There is evidence that the hypothalamus can also sense nutrients and adjust food intake accordingly. When cellular energy stores are deplete, the enzyme AMPK is activated in order to increase substrate uptake. In the ARC, activation of AMPK leads to increased food intake and bodyweight; an effect that is inhibited by both insulin and leptin. However, hypothalamic AMPK inhibition is essential for leptin's effect on food intake and bodyweight. Recent evidence shows that ghrelin activates NPY neurons in the ARC through an AMPK pathway. AMPK in the VMN also appears to play a key role in the detection of acute hypoglycemia and initiation of the glucose counter-regulatory response. There has also been increasing evidence for a common pathway within the PVN involving AMPK. Intraperitoneal leptin and lateral ventricle administration of a melanocortin agonist causes a significant decrease in AMPK activity in the PVN, whereas ICV AgRP causes an increase.
There are considerable data demonstrating the effects of circulating carbohydrates, lipids and amino acids in the hypothalamic control of appetite. Hypoglycemia itself stimulates food intake and the hypothalamus has key glucose-sensing neurons in order to counteract this. Interestingly, acute hypoglycemia increases hypothalamic NPY and AgRP and reduces POMC expression. Plasma long-chain fatty acids cross the blood-brain barrier in a dose-dependent manner and can regulate food intake via the hypothalamus. ICV administration of the long-chain fatty acid oleic acid inhibits food intake by reduction of ARC AgRP and NPY expression. Amino acids are also implicated in the hypothalamic regulation of food intake, and ICV administration of the amino acid leucine reduces food intake in rats. Leucine is thought to mediate its effect through increased hypothalamic mTOR activity that reduces ARC NPY expression. Intestinal chemosensors are an exciting recent area of focus in understanding feed-forward signals to the hypothalamus to regulate energy intake.

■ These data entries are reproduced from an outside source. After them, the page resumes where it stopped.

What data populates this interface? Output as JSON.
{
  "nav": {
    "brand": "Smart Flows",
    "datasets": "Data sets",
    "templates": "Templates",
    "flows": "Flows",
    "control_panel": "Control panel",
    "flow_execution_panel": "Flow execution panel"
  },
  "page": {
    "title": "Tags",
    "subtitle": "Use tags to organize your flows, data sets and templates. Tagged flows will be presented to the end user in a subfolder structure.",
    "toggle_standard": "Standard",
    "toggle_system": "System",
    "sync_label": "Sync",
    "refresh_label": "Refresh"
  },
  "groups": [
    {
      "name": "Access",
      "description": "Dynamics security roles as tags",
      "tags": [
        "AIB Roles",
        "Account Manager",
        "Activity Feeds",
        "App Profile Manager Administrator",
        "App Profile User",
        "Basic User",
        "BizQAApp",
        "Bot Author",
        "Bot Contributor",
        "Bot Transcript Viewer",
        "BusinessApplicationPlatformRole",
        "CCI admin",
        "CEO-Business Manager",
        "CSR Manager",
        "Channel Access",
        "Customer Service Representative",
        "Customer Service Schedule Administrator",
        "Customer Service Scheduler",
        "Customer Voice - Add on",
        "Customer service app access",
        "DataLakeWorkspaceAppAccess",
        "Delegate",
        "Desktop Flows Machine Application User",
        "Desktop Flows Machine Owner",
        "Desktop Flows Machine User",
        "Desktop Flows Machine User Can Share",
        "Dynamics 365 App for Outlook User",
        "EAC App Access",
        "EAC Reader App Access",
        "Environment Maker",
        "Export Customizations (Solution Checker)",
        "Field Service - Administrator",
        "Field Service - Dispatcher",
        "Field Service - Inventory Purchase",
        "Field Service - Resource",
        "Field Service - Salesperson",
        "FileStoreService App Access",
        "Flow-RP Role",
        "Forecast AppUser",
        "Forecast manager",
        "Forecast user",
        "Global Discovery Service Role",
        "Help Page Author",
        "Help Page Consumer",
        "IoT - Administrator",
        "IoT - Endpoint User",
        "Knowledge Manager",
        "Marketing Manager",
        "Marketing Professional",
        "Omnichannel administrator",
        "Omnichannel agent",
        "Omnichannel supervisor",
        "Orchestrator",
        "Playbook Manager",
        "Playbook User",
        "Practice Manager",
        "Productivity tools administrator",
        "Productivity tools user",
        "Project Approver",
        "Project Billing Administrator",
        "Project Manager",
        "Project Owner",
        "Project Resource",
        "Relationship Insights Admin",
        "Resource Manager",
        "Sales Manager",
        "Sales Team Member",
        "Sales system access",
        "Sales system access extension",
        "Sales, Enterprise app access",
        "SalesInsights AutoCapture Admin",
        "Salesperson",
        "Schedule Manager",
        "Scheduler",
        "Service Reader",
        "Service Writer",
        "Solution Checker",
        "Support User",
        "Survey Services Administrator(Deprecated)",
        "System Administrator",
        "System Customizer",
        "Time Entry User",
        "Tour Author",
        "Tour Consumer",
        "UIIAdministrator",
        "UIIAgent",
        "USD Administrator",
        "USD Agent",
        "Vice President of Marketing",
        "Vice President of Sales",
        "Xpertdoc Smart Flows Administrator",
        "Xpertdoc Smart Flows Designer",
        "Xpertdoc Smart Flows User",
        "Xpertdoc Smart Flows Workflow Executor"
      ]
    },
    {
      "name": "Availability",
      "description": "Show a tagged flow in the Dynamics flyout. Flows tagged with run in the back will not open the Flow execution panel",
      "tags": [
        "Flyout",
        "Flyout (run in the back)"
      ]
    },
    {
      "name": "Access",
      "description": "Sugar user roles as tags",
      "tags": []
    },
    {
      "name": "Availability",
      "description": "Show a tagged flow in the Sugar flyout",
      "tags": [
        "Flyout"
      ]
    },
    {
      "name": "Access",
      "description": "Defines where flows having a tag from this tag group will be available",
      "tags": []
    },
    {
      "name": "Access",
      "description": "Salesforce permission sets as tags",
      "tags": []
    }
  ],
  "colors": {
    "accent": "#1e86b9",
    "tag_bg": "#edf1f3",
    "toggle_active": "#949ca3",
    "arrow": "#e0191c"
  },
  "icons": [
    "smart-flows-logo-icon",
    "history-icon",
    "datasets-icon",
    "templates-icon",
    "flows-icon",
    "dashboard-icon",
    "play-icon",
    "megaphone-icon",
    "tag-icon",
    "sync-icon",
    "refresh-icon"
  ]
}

Expert Rev Endocrinol Metab. 2008;3(5):577-592. © 2008 Future Drugs Ltd.
Cite this: Hypothalamic Regulation of Appetite - Medscape - Sep 01, 2008.